▸ **About this task**
If an entry holds a picture, leave that picture out. Give everything else again exactly.

▸ **Given data**
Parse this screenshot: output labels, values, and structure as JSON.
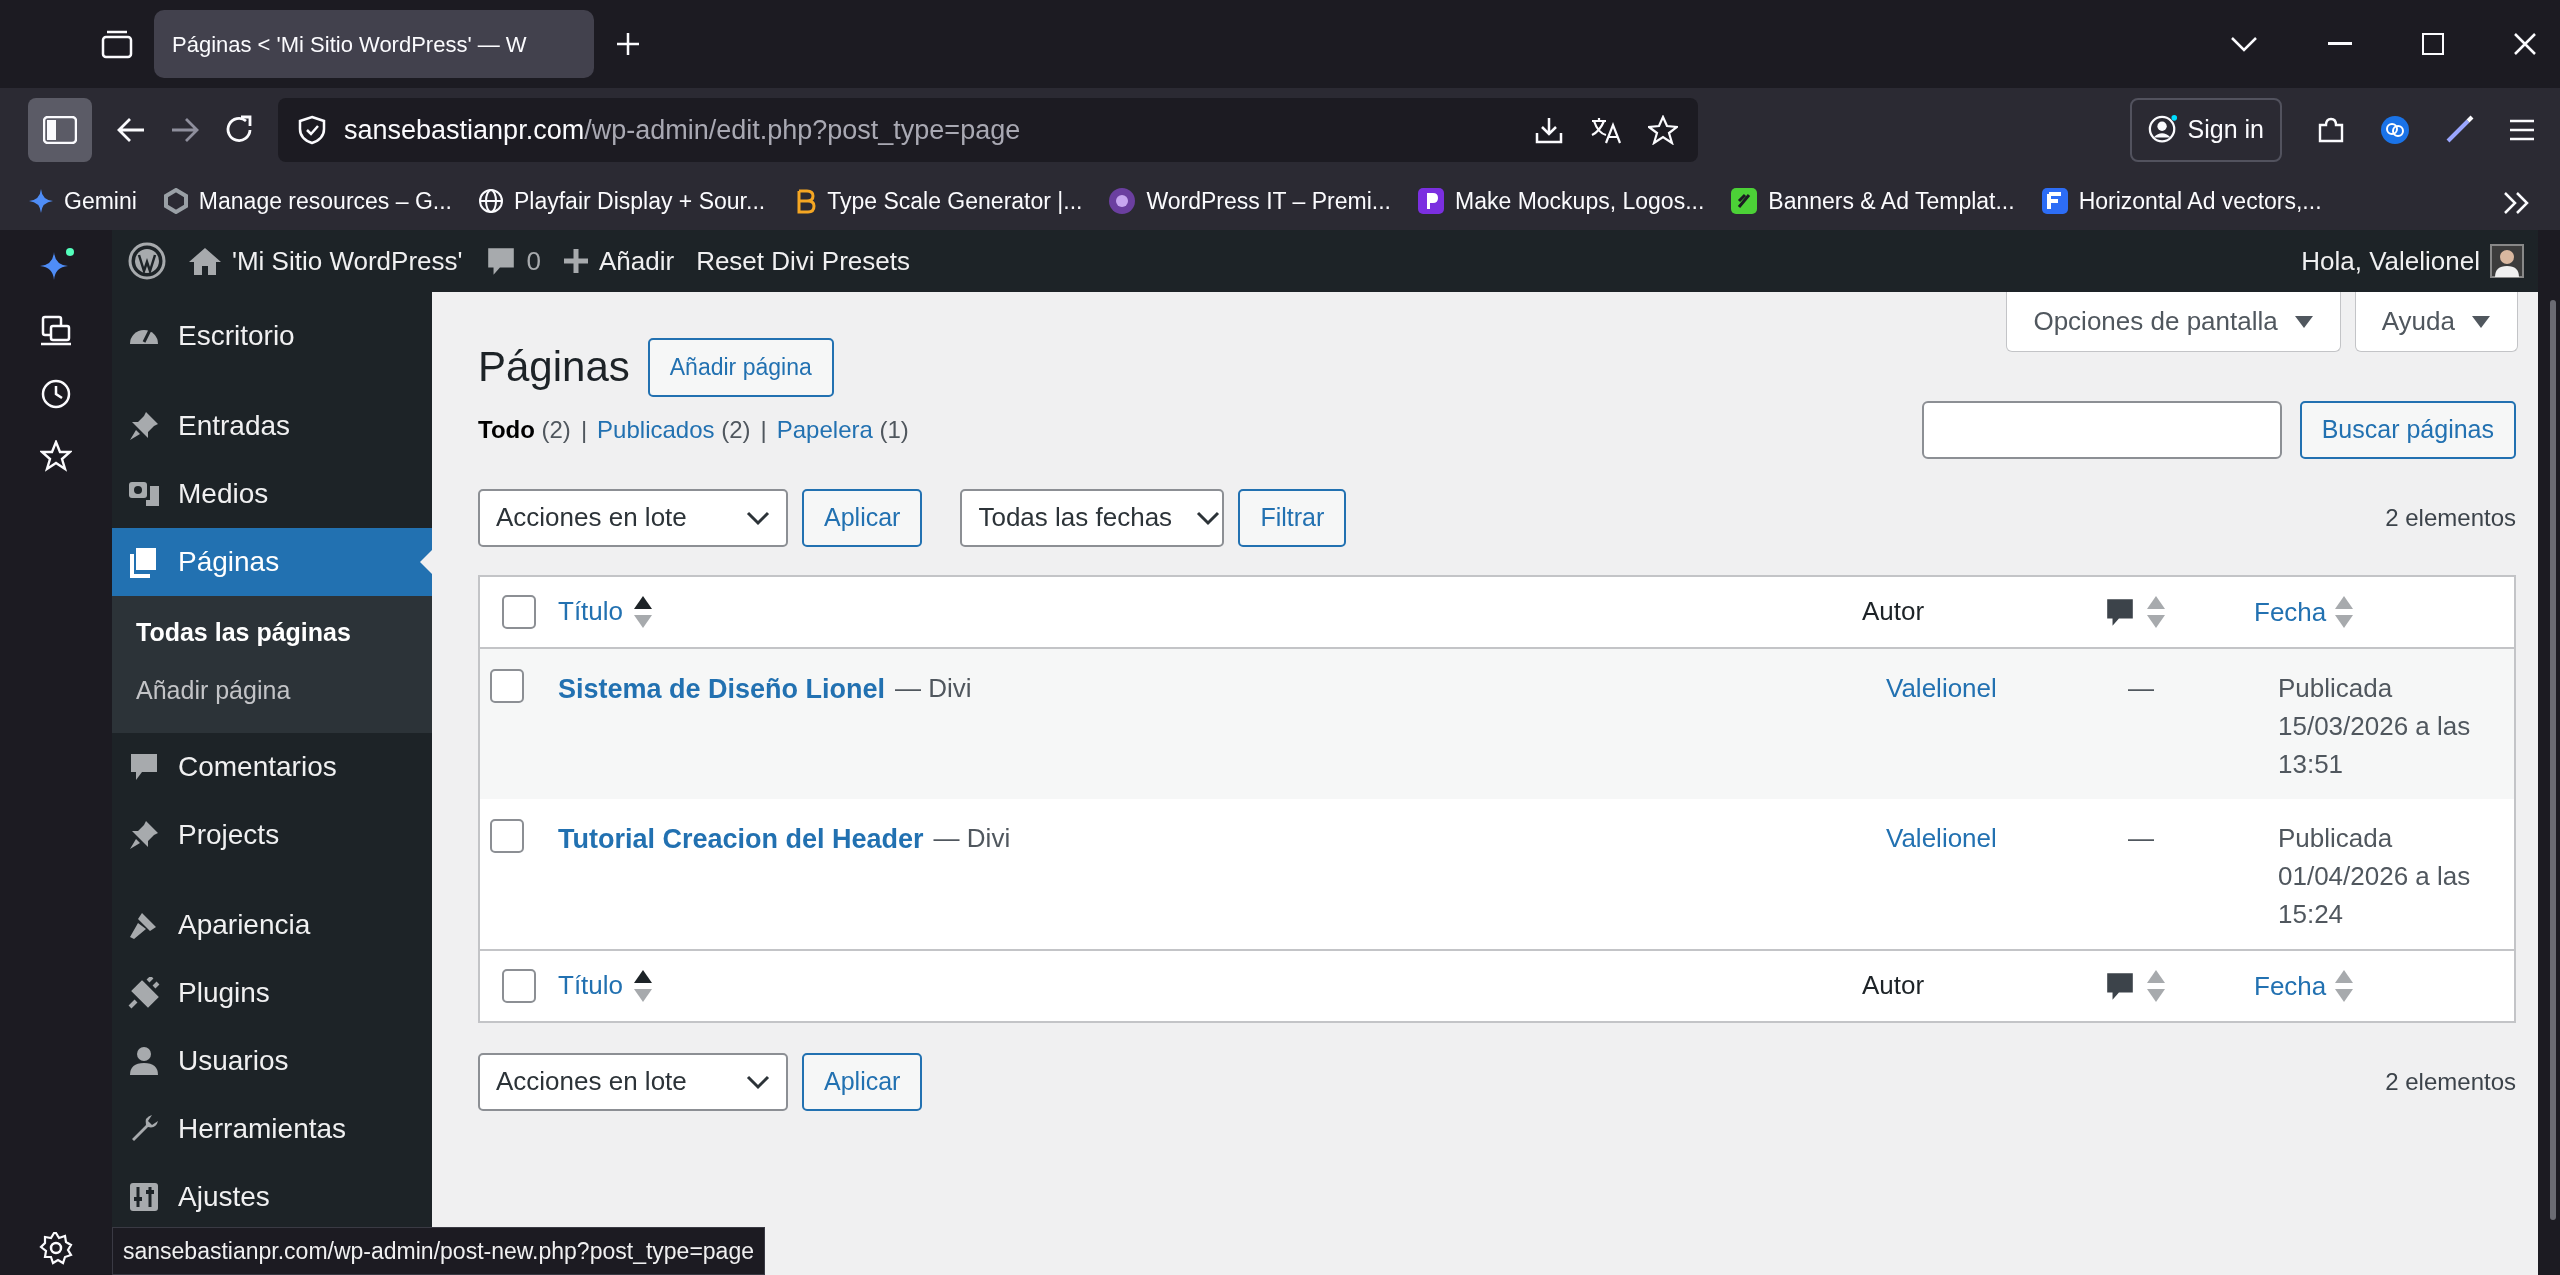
{
  "browser": {
    "tabs": [
      {
        "title": "Páginas < 'Mi Sitio WordPress' — W",
        "selected": true
      }
    ],
    "url": {
      "host": "sansebastianpr.com",
      "path": "/wp-admin/edit.php?post_type=page"
    },
    "sign_in": "Sign in",
    "bookmarks": [
      "Gemini",
      "Manage resources – G...",
      "Playfair Display + Sour...",
      "Type Scale Generator |...",
      "WordPress IT – Premi...",
      "Make Mockups, Logos...",
      "Banners & Ad Templat...",
      "Horizontal Ad vectors,..."
    ]
  },
  "admin_bar": {
    "site": "'Mi Sitio WordPress'",
    "comments": "0",
    "add": "Añadir",
    "custom": "Reset Divi Presets",
    "greeting": "Hola, Valelionel"
  },
  "sidebar": {
    "items": [
      {
        "label": "Escritorio",
        "selected": false
      },
      {
        "label": "Entradas",
        "selected": false
      },
      {
        "label": "Medios",
        "selected": false
      },
      {
        "label": "Páginas",
        "selected": true,
        "children": [
          {
            "label": "Todas las páginas",
            "selected": true
          },
          {
            "label": "Añadir página",
            "selected": false
          }
        ]
      },
      {
        "label": "Comentarios",
        "selected": false
      },
      {
        "label": "Projects",
        "selected": false
      },
      {
        "label": "Apariencia",
        "selected": false
      },
      {
        "label": "Plugins",
        "selected": false
      },
      {
        "label": "Usuarios",
        "selected": false
      },
      {
        "label": "Herramientas",
        "selected": false
      },
      {
        "label": "Ajustes",
        "selected": false
      }
    ]
  },
  "screen_meta": [
    "Opciones de pantalla",
    "Ayuda"
  ],
  "heading": "Páginas",
  "add_button": "Añadir página",
  "filters": [
    {
      "label": "Todo",
      "count": "(2)",
      "selected": true
    },
    {
      "separator": "|",
      "label": "Publicados",
      "count": "(2)",
      "selected": false
    },
    {
      "separator": "|",
      "label": "Papelera",
      "count": "(1)",
      "selected": false
    }
  ],
  "search_button": "Buscar páginas",
  "top_actions": {
    "bulk": "Acciones en lote",
    "apply": "Aplicar",
    "dates": "Todas las fechas",
    "filter": "Filtrar",
    "count": "2 elementos"
  },
  "table": {
    "select_all_checked": false,
    "columns": [
      "Título",
      "Autor",
      "Fecha"
    ],
    "rows": [
      {
        "title": "Sistema de Diseño Lionel",
        "suffix": "— Divi",
        "author": "Valelionel",
        "comments": "—",
        "status": "Publicada",
        "date": "15/03/2026 a las 13:51",
        "checked": false
      },
      {
        "title": "Tutorial Creacion del Header",
        "suffix": "— Divi",
        "author": "Valelionel",
        "comments": "—",
        "status": "Publicada",
        "date": "01/04/2026 a las 15:24",
        "checked": false
      }
    ],
    "footer_columns": [
      "Título",
      "Autor",
      "Fecha"
    ]
  },
  "bottom_actions": {
    "bulk": "Acciones en lote",
    "apply": "Aplicar",
    "count": "2 elementos"
  },
  "status_link": "sansebastianpr.com/wp-admin/post-new.php?post_type=page"
}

▸ **Your solution**
Parse this screenshot: output labels, values, and structure as JSON.
{
  "browser": {
    "tabs": [
      {
        "title": "Páginas < 'Mi Sitio WordPress' — W",
        "selected": true
      }
    ],
    "url": {
      "host": "sansebastianpr.com",
      "path": "/wp-admin/edit.php?post_type=page"
    },
    "sign_in": "Sign in",
    "bookmarks": [
      "Gemini",
      "Manage resources – G...",
      "Playfair Display + Sour...",
      "Type Scale Generator |...",
      "WordPress IT – Premi...",
      "Make Mockups, Logos...",
      "Banners & Ad Templat...",
      "Horizontal Ad vectors,..."
    ]
  },
  "admin_bar": {
    "site": "'Mi Sitio WordPress'",
    "comments": "0",
    "add": "Añadir",
    "custom": "Reset Divi Presets",
    "greeting": "Hola, Valelionel"
  },
  "sidebar": {
    "items": [
      {
        "label": "Escritorio",
        "selected": false
      },
      {
        "label": "Entradas",
        "selected": false
      },
      {
        "label": "Medios",
        "selected": false
      },
      {
        "label": "Páginas",
        "selected": true,
        "children": [
          {
            "label": "Todas las páginas",
            "selected": true
          },
          {
            "label": "Añadir página",
            "selected": false
          }
        ]
      },
      {
        "label": "Comentarios",
        "selected": false
      },
      {
        "label": "Projects",
        "selected": false
      },
      {
        "label": "Apariencia",
        "selected": false
      },
      {
        "label": "Plugins",
        "selected": false
      },
      {
        "label": "Usuarios",
        "selected": false
      },
      {
        "label": "Herramientas",
        "selected": false
      },
      {
        "label": "Ajustes",
        "selected": false
      }
    ]
  },
  "screen_meta": [
    "Opciones de pantalla",
    "Ayuda"
  ],
  "heading": "Páginas",
  "add_button": "Añadir página",
  "filters": [
    {
      "label": "Todo",
      "count": "(2)",
      "selected": true
    },
    {
      "separator": "|",
      "label": "Publicados",
      "count": "(2)",
      "selected": false
    },
    {
      "separator": "|",
      "label": "Papelera",
      "count": "(1)",
      "selected": false
    }
  ],
  "search_button": "Buscar páginas",
  "top_actions": {
    "bulk": "Acciones en lote",
    "apply": "Aplicar",
    "dates": "Todas las fechas",
    "filter": "Filtrar",
    "count": "2 elementos"
  },
  "table": {
    "select_all_checked": false,
    "columns": [
      "Título",
      "Autor",
      "Fecha"
    ],
    "rows": [
      {
        "title": "Sistema de Diseño Lionel",
        "suffix": "— Divi",
        "author": "Valelionel",
        "comments": "—",
        "status": "Publicada",
        "date": "15/03/2026 a las 13:51",
        "checked": false
      },
      {
        "title": "Tutorial Creacion del Header",
        "suffix": "— Divi",
        "author": "Valelionel",
        "comments": "—",
        "status": "Publicada",
        "date": "01/04/2026 a las 15:24",
        "checked": false
      }
    ],
    "footer_columns": [
      "Título",
      "Autor",
      "Fecha"
    ]
  },
  "bottom_actions": {
    "bulk": "Acciones en lote",
    "apply": "Aplicar",
    "count": "2 elementos"
  },
  "status_link": "sansebastianpr.com/wp-admin/post-new.php?post_type=page"
}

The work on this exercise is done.